╭──

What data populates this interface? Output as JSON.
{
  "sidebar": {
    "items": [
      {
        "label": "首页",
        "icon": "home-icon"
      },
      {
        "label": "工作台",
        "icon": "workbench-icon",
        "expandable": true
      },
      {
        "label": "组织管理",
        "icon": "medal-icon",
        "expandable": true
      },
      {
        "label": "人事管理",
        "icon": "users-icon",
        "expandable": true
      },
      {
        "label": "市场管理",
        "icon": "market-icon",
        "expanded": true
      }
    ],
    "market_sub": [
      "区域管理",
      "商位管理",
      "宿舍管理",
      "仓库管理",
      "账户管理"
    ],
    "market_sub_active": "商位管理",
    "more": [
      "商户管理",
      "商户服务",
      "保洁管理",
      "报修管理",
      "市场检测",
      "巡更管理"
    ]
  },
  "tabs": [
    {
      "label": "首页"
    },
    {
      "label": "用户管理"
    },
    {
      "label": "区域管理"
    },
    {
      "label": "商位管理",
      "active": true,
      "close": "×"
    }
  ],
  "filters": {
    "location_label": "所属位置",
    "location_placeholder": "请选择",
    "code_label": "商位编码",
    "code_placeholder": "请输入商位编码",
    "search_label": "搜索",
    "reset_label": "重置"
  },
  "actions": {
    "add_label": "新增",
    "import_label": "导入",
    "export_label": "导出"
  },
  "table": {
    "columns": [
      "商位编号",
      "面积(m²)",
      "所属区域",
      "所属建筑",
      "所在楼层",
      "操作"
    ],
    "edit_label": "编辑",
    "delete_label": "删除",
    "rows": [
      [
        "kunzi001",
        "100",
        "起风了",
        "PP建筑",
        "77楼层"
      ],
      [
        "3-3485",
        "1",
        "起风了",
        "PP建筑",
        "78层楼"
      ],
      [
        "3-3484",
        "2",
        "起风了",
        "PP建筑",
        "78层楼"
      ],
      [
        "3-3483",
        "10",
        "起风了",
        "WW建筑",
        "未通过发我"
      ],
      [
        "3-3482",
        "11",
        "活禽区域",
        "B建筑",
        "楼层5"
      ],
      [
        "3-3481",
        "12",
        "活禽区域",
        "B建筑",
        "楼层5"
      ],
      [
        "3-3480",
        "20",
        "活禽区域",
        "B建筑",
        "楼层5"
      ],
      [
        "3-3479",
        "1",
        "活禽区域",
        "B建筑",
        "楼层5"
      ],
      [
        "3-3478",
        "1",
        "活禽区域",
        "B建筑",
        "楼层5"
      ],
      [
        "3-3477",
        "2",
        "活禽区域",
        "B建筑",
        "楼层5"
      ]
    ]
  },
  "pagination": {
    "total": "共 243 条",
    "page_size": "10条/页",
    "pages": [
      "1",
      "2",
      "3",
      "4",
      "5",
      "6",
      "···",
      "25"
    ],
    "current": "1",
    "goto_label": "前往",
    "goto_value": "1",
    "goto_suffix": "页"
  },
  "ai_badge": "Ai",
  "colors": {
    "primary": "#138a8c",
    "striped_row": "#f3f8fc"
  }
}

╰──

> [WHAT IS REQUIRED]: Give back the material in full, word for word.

> [EXPECTED ANSWER]:
What data populates this interface? Output as JSON.
{
  "sidebar": {
    "items": [
      {
        "label": "首页",
        "icon": "home-icon"
      },
      {
        "label": "工作台",
        "icon": "workbench-icon",
        "expandable": true
      },
      {
        "label": "组织管理",
        "icon": "medal-icon",
        "expandable": true
      },
      {
        "label": "人事管理",
        "icon": "users-icon",
        "expandable": true
      },
      {
        "label": "市场管理",
        "icon": "market-icon",
        "expanded": true
      }
    ],
    "market_sub": [
      "区域管理",
      "商位管理",
      "宿舍管理",
      "仓库管理",
      "账户管理"
    ],
    "market_sub_active": "商位管理",
    "more": [
      "商户管理",
      "商户服务",
      "保洁管理",
      "报修管理",
      "市场检测",
      "巡更管理"
    ]
  },
  "tabs": [
    {
      "label": "首页"
    },
    {
      "label": "用户管理"
    },
    {
      "label": "区域管理"
    },
    {
      "label": "商位管理",
      "active": true,
      "close": "×"
    }
  ],
  "filters": {
    "location_label": "所属位置",
    "location_placeholder": "请选择",
    "code_label": "商位编码",
    "code_placeholder": "请输入商位编码",
    "search_label": "搜索",
    "reset_label": "重置"
  },
  "actions": {
    "add_label": "新增",
    "import_label": "导入",
    "export_label": "导出"
  },
  "table": {
    "columns": [
      "商位编号",
      "面积(m²)",
      "所属区域",
      "所属建筑",
      "所在楼层",
      "操作"
    ],
    "edit_label": "编辑",
    "delete_label": "删除",
    "rows": [
      [
        "kunzi001",
        "100",
        "起风了",
        "PP建筑",
        "77楼层"
      ],
      [
        "3-3485",
        "1",
        "起风了",
        "PP建筑",
        "78层楼"
      ],
      [
        "3-3484",
        "2",
        "起风了",
        "PP建筑",
        "78层楼"
      ],
      [
        "3-3483",
        "10",
        "起风了",
        "WW建筑",
        "未通过发我"
      ],
      [
        "3-3482",
        "11",
        "活禽区域",
        "B建筑",
        "楼层5"
      ],
      [
        "3-3481",
        "12",
        "活禽区域",
        "B建筑",
        "楼层5"
      ],
      [
        "3-3480",
        "20",
        "活禽区域",
        "B建筑",
        "楼层5"
      ],
      [
        "3-3479",
        "1",
        "活禽区域",
        "B建筑",
        "楼层5"
      ],
      [
        "3-3478",
        "1",
        "活禽区域",
        "B建筑",
        "楼层5"
      ],
      [
        "3-3477",
        "2",
        "活禽区域",
        "B建筑",
        "楼层5"
      ]
    ]
  },
  "pagination": {
    "total": "共 243 条",
    "page_size": "10条/页",
    "pages": [
      "1",
      "2",
      "3",
      "4",
      "5",
      "6",
      "···",
      "25"
    ],
    "current": "1",
    "goto_label": "前往",
    "goto_value": "1",
    "goto_suffix": "页"
  },
  "ai_badge": "Ai",
  "colors": {
    "primary": "#138a8c",
    "striped_row": "#f3f8fc"
  }
}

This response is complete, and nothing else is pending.